The timing of the first RMD differs from all subsequent distributions. In the year you turn 70 ½ you have until April 1st of the next year to take the distribution. Every year after you must take the distribution by December 31st of the current year. For most people it makes sense to take the first distribution in the current year so that you don’t ‘double-up’ on distributions the following year.


If you have several IRAs you don’t have to take a distribution from each of them. After determining the RMD amount from all IRAs you have, you can select which IRA to take the total distribution from. This is not the case for most company sponsored plans. The RMD for company sponsored plans must be calculated individually and the RMD must be taken from each plan; you cannot aggregate company sponsored plans. Two exceptions to this apply: 403(b) plans can be aggregated just like IRAs and if you are currently employed you do not have to take an RMD from your current company’s plan (but you must take RMDs from plans from previous employers).


Calculating the RMD is fairly straight forward. You determine the previous year-end balance of the plan and divide it by the factor found in the IRS’s Uniform Lifetime Table. If your spouse is your beneficiary and is more than 10 years younger than you, you would instead use the IRS’s Joint and Survivor Annuity Table. Each year you repeat the process using the appropriate age based table.


If you have inherited an IRA you are required to take RMDs regardless of your age. RMDs must begin the year after the person’s death who named you beneficiary. The calculation for inherited IRA distributions uses the IRS’s Single Life Table. After calculating the first RMD you do not return to the table each year; you simply subtract 1 year from the first factor used.


Many of our clients have RMDs that exceed their need for income. People who have excess RMDs, and who are charitably inclined, may want to consider a tax-free Qualified Charitable Distribution (QCD). If part, or all, of the RMD is distributed directly to the charity the distribution is excluded from income. An exclusion, especially for people receiving Social Security and/or not itemizing, is much more valuable than a deduction. In order to use the QCD specific requirements must be met. One of our advisors would be happy to help you explore this option.

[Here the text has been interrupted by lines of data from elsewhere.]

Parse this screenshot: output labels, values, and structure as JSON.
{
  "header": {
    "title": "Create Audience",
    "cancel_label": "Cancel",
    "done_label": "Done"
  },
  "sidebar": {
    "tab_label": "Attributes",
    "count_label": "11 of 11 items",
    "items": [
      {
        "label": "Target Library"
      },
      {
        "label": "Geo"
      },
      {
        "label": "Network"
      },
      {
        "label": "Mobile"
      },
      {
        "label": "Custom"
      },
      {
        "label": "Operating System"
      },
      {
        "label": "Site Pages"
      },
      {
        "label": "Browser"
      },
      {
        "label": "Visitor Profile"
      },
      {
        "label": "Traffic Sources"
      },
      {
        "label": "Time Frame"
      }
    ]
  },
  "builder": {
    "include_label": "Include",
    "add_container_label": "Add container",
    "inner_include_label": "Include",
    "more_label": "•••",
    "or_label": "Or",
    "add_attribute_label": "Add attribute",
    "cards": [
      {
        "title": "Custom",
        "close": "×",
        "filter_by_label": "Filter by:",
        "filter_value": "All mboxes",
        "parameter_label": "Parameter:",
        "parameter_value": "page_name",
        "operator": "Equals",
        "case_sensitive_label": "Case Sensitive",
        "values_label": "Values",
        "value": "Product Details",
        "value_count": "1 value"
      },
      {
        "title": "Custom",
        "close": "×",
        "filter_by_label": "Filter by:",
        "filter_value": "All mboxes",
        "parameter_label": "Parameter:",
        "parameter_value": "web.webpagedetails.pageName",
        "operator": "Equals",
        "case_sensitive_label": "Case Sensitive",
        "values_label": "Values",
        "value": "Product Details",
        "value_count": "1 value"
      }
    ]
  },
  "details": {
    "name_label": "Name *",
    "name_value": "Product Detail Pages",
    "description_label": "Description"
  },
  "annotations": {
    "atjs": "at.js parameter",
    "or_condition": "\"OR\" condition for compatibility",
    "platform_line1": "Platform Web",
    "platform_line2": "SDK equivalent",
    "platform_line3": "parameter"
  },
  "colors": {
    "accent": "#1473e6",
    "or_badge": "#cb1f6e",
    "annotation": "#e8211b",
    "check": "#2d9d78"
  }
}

Like everything in the tax code, IRA and qualified plan distributions are fairly complex. IRS Publication 590-b Distributions from Individual Retirement Arrangements (IRAs) provides a more detailed explanation to the rules than this article. If you would prefer not to wade through this publication (60 pages), we would be happy to meet with you to review your qualified plan holdings to determine what your current RMD is or, if you are under 70 ½, to project what your RMDs look like in the future.


Bruce Larsen Financial advisor and author of “A Concise Guide to Taxes in Retirement.”